The origin of this paleo hebrew alphabet was discovered by a
famous modern archeologist, Flinders Petrie (an English
Egyptologist), in the Sinai region. He found some steles with some
sinaitic inscriptions that happened to be the origin of the
Hebrew alphabet.
As the hebrews were divided into two kingdoms (the kingdom of Israel and
the kingdom of Judah in 930bc) the paleo hebrew alphabet evolved in different
ways. When the educated jews of the kingdom of Judah were exiled to
Babylon, they changed the way they wrote their alphabet under the influence
of the Aramic or chaldean alphabet that the Babylonians used, and started
using the block letters that modern Hebrew still uses today.

The kingdom of Israel kept the original paleo hebrew alphabet and spread it to
other regions as the 10 tribes of its kingdom were scattered. Depending on the
direction the different people used to write, they wrote the letters reversed or
A summary of the evolution of paleo hebrew:
Nota Bene: The Samaritans who still live in Palestine nowadays
still use this old Hebrew Alphabet to write their Torah.
Through the spread of the paleo hebrew alphabet through Europe
(the phoenicians, the Greeks, the Romans.etc), we can follow the
scattering of the 10 lost tribes of Israel and in particular of the
Both Biblical and latter-day revelation indicate that at the beginning of the world the children of Adam communicated using the
original human language, or Adamic tongue. These revelations also promise a Millennial restoration of this "pure and
undefiled" language. Modern scientific research provides theoretical evidence for a common ancient language (PBS made a
Nova documentary on that topic entitled In Search of the First Language.)
Elder Joseph Fielding Smith taught that:
"The first man was instructed by the best teacher man ever had, for he was taught of God, and spoke the language of the
Most High, in which angels conversed. This language he taught to his children.
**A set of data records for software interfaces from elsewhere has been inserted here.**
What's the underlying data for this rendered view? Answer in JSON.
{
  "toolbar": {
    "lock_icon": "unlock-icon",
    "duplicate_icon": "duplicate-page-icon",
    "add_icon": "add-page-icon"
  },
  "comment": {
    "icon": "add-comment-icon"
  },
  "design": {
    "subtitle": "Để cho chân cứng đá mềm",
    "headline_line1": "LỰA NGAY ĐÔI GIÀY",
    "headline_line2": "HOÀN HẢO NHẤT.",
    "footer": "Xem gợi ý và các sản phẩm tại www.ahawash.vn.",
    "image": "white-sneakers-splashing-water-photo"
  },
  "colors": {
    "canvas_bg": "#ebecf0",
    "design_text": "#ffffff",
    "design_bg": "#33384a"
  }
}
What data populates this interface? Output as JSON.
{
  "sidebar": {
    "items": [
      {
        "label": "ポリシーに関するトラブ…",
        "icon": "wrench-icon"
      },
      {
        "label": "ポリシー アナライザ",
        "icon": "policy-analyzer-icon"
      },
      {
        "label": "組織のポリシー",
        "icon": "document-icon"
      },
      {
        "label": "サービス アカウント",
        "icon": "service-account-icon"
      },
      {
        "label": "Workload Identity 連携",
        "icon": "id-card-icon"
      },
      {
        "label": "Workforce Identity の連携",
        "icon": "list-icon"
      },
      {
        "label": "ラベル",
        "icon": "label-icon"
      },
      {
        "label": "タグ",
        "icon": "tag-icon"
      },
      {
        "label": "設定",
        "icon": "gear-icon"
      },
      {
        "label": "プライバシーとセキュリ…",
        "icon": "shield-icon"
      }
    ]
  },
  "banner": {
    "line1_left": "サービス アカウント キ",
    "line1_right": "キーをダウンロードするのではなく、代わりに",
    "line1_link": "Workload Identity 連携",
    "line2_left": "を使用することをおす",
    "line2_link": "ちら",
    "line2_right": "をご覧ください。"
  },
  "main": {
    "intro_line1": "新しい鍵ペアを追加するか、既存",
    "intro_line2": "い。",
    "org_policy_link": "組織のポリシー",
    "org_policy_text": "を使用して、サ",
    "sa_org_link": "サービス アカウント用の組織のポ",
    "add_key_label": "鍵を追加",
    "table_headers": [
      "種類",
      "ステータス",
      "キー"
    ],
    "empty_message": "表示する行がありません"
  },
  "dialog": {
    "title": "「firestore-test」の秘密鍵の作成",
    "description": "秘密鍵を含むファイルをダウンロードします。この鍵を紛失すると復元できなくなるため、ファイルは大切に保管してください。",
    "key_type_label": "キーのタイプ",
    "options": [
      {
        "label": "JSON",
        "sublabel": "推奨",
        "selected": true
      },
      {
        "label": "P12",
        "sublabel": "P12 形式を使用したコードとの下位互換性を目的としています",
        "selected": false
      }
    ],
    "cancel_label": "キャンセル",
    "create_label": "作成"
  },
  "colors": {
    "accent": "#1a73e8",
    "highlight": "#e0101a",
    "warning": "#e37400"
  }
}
Elder Bruce R. McConkie has written:

"This first language spoken by mortals was either the celestial tongue of the Gods or such adaptation of it as was necessary
to meet the limitations of mortality; and Adam and his posterity had power to speak, read, and write it. In writing of the
saints in the day of the first man, Moses says: 'And a book of remembrance was kept, in the language of Adam, for it was
given unto as many as called upon God to write by the spirit of inspiration; And by them their children were taught to read
and write, having a language which was pure and undefiled.' (Moses 6:5-6.) The beauty and power of this Adamic
language is indicated by a statement made by Moroni to the Lord about the Brother of Jared (who spoke the original and
pure language): 'Thou madest him that the things which he wrote were mighty even as thou art unto the overpowering of
man to read them.'" (Ether 12:24.)

This original language continued on the earth until the tower of Babel. Brigham Young taught that except for the Jaredites
the Lord then "caused the people to forget their own mother tongue, . . . scatter[ing] them abroad upon the face of the
whole earth,"
One of the blessings to be restored during the Millennium appears to be the Adamic language. Interpreting a prophesy of
the Old Testament prophet Zephaniah, Elder Bruce R. McConkie has said: "During the millennium, it appears that men
will again have power to speak and write the Adamic language. Of that day the Lord says he will 'turn to the people a pure
language, that they may all call upon the name of the Lord, to serve him with one consent.' (Zeph. 3:9.)